__EXERCISE DIRECTIONS__: Scan the data for "this" and copy the lines it appears in.

Data items
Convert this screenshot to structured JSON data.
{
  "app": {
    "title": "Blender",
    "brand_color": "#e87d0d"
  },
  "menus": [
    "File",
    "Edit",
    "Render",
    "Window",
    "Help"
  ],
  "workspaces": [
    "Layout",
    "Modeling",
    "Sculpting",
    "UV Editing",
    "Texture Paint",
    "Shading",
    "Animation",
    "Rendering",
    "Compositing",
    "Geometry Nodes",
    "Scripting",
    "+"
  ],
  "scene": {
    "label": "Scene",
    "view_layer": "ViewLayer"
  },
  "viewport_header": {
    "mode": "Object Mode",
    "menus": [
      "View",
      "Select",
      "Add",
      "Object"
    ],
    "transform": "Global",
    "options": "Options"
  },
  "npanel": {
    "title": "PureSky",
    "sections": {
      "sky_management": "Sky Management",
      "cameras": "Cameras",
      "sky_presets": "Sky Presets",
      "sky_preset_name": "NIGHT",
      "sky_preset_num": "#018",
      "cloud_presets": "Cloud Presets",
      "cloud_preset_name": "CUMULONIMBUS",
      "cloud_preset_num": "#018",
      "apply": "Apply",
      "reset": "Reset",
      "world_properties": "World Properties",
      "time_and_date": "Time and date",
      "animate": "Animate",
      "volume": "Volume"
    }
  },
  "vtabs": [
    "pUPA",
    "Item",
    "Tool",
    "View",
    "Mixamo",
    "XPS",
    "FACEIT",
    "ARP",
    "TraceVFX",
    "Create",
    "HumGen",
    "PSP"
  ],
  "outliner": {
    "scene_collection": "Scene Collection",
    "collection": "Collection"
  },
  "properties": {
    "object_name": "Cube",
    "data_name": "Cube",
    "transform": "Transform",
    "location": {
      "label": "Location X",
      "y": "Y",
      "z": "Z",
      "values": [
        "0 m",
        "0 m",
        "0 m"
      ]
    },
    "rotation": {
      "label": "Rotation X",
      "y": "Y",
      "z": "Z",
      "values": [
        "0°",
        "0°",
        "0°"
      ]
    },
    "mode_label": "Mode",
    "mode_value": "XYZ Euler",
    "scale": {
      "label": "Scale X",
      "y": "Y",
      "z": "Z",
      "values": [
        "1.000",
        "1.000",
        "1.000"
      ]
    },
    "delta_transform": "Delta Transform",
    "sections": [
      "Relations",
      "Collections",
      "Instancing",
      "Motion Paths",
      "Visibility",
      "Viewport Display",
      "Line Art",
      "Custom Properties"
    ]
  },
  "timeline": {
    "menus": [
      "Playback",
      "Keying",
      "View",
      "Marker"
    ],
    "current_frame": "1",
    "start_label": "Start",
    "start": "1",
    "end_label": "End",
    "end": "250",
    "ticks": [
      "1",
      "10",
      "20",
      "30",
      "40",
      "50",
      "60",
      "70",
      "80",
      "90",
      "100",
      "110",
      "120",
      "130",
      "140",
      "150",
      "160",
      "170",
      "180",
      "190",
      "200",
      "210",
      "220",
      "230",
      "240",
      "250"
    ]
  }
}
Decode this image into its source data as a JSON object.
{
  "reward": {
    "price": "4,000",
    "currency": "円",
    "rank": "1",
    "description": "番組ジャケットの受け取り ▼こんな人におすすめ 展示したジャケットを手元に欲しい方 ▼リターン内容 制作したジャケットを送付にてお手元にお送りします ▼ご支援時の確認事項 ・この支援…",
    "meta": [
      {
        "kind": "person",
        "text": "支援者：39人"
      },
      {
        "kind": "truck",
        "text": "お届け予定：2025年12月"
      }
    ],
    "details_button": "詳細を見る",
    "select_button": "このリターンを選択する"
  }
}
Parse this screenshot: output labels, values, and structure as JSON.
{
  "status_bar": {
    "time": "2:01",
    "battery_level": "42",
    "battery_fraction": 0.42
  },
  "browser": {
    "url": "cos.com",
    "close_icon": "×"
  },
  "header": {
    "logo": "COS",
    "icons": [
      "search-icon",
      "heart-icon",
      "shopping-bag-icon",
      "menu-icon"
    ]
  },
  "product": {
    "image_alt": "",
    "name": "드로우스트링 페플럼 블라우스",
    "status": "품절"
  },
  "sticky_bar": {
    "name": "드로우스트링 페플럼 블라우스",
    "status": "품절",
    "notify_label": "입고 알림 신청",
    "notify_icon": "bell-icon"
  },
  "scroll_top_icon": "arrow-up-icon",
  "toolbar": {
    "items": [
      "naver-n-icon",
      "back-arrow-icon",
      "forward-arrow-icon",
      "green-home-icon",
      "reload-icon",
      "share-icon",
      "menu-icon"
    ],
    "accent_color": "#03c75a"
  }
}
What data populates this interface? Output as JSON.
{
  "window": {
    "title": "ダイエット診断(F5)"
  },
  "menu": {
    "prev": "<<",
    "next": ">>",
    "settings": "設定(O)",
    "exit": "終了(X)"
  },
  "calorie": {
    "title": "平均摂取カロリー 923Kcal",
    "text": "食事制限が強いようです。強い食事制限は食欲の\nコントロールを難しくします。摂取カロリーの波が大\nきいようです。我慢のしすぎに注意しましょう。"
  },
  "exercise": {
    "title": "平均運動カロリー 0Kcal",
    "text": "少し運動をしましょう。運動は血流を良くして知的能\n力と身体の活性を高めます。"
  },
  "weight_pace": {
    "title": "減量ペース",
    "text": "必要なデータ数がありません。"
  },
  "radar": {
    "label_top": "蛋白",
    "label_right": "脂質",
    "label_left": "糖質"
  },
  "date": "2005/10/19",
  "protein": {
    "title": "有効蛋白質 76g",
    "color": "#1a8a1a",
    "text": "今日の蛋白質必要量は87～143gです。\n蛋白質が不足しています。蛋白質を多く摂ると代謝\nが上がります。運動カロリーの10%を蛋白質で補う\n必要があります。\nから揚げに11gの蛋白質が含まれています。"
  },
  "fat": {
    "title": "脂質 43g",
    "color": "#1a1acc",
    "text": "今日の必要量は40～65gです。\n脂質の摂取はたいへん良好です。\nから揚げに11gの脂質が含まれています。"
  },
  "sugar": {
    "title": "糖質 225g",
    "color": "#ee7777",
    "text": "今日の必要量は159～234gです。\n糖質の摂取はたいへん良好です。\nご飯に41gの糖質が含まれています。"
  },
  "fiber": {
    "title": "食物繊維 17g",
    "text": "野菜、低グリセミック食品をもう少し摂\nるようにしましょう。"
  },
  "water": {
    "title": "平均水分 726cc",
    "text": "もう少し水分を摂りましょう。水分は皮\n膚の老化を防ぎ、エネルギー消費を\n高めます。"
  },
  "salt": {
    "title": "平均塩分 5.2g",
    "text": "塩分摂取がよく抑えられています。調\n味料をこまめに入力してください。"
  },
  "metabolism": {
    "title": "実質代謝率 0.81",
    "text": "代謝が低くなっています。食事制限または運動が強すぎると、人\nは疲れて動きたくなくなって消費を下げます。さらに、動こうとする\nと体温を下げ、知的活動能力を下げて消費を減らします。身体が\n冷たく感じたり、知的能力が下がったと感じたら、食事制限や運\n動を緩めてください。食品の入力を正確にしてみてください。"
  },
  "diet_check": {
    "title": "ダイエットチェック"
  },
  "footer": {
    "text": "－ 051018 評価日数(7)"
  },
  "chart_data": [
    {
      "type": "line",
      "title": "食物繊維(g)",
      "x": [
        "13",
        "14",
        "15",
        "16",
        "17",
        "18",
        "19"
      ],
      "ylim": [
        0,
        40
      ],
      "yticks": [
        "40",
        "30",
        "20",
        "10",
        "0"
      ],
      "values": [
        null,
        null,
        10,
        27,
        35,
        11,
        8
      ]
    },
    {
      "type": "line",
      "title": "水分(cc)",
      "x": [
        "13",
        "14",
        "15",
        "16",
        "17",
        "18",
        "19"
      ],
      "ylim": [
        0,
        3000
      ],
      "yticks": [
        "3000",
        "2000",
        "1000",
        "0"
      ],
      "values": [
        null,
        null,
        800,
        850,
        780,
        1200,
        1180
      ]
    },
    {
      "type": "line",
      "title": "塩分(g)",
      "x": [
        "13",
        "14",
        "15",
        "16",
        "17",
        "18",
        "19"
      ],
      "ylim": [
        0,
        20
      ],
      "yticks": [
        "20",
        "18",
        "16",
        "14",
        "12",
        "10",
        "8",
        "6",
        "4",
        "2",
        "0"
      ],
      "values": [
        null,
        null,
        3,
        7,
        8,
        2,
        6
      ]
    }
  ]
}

__WRITTEN RESPONSE__:
Convert this screenshot to structured JSON data.
Decode this image into its source data as a JSON object.
Parse this screenshot: output labels, values, and structure as JSON.
What data populates this interface? Output as JSON.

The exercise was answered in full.